Group B – June 30, 2019:
- The Group B area entails homes in the Fairfield-Brookfield Sewer Separation Project (Berkshire, Brookfield, Fairfield, Inwood north of Redwood, parts of Lake, and parts of Electric), as well as homes on streets with formerly combined sewers that do not have storm access including Avon Belden (north of Redwood), Beachdale, Beck, Curtis, Fay, Forest Hill, Groveland, Hermann, Karen, Sunset, Vanda, Vineyard, and Woodstock (Electric to Lake).
Group C – November 30, 2019:

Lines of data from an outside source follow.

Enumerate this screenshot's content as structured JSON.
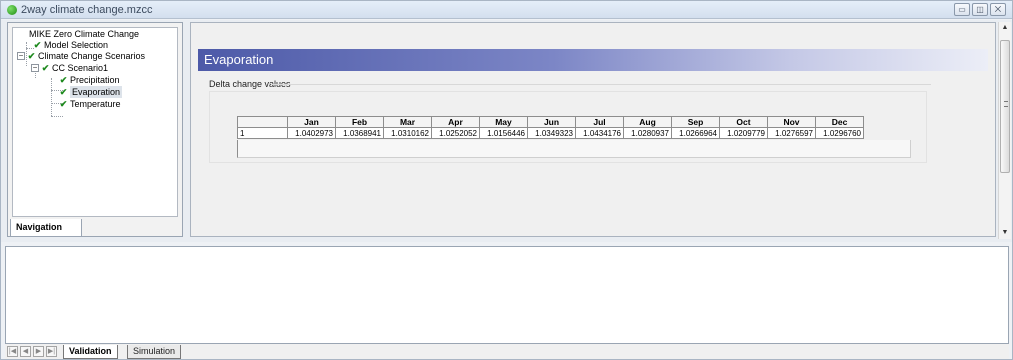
{
  "window": {
    "title": "2way climate change.mzcc",
    "buttons": [
      "minimize",
      "restore",
      "close"
    ]
  },
  "navigation": {
    "tab_label": "Navigation",
    "tree": [
      {
        "label": "MIKE Zero Climate Change",
        "level": 0,
        "checked": false
      },
      {
        "label": "Model Selection",
        "level": 1,
        "checked": true
      },
      {
        "label": "Climate Change Scenarios",
        "level": 1,
        "checked": true,
        "expander": "−"
      },
      {
        "label": "CC Scenario1",
        "level": 2,
        "checked": true,
        "expander": "−"
      },
      {
        "label": "Precipitation",
        "level": 3,
        "checked": true
      },
      {
        "label": "Evaporation",
        "level": 3,
        "checked": true,
        "selected": true
      },
      {
        "label": "Temperature",
        "level": 3,
        "checked": true
      }
    ]
  },
  "content": {
    "header_title": "Evaporation",
    "group_label": "Delta change values",
    "table": {
      "columns": [
        "",
        "Jan",
        "Feb",
        "Mar",
        "Apr",
        "May",
        "Jun",
        "Jul",
        "Aug",
        "Sep",
        "Oct",
        "Nov",
        "Dec"
      ],
      "rows": [
        [
          "1",
          "1.0402973",
          "1.0368941",
          "1.0310162",
          "1.0252052",
          "1.0156446",
          "1.0349323",
          "1.0434176",
          "1.0280937",
          "1.0266964",
          "1.0209779",
          "1.0276597",
          "1.0296760"
        ]
      ]
    }
  },
  "bottom_tabs": {
    "nav_buttons": [
      "|◀",
      "◀",
      "▶",
      "▶|"
    ],
    "tabs": [
      {
        "label": "Validation",
        "active": true
      },
      {
        "label": "Simulation",
        "active": false
      }
    ]
  },
  "colors": {
    "header_gradient_start": "#4d5aa8",
    "check_green": "#1f8a1f",
    "app_icon_green": "#3cb628"
  }
}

- The Group C area entails homes in the 45 Area Combined Sewer Separation Project (Forest, Grove, Lakeview, Lakewood, Oakwood, South Point, and Tomahawk) and on Avondale.
Please call us at 440-933-6226 to schedule a free inspection of your home so you’ll know what, if anything, you need to do before 2018. Here’s how we’re helping make this a little easier for you:
- Avon Lake Regional Water is giving homeowners $1,000 in sewer bill credits** once the lateral is connected (click here for program details);
- Avon Lake Regional Water and The City of Avon Lake are waiving all permitting fees for work done as a part of this project.
Find out more about how to start on your lateral project by reading our Lateral Resource Guide. *If your home is on a slab, or if you do not have a drain putting clean water into the sanitary sewer, you may not need to build a new lateral. **As long as you are not putting clean (storm/rain) water into the sanitary sewer, one lateral connected to the sanitary sewer will suffice, but then you will not be eligible for $1,000 credit.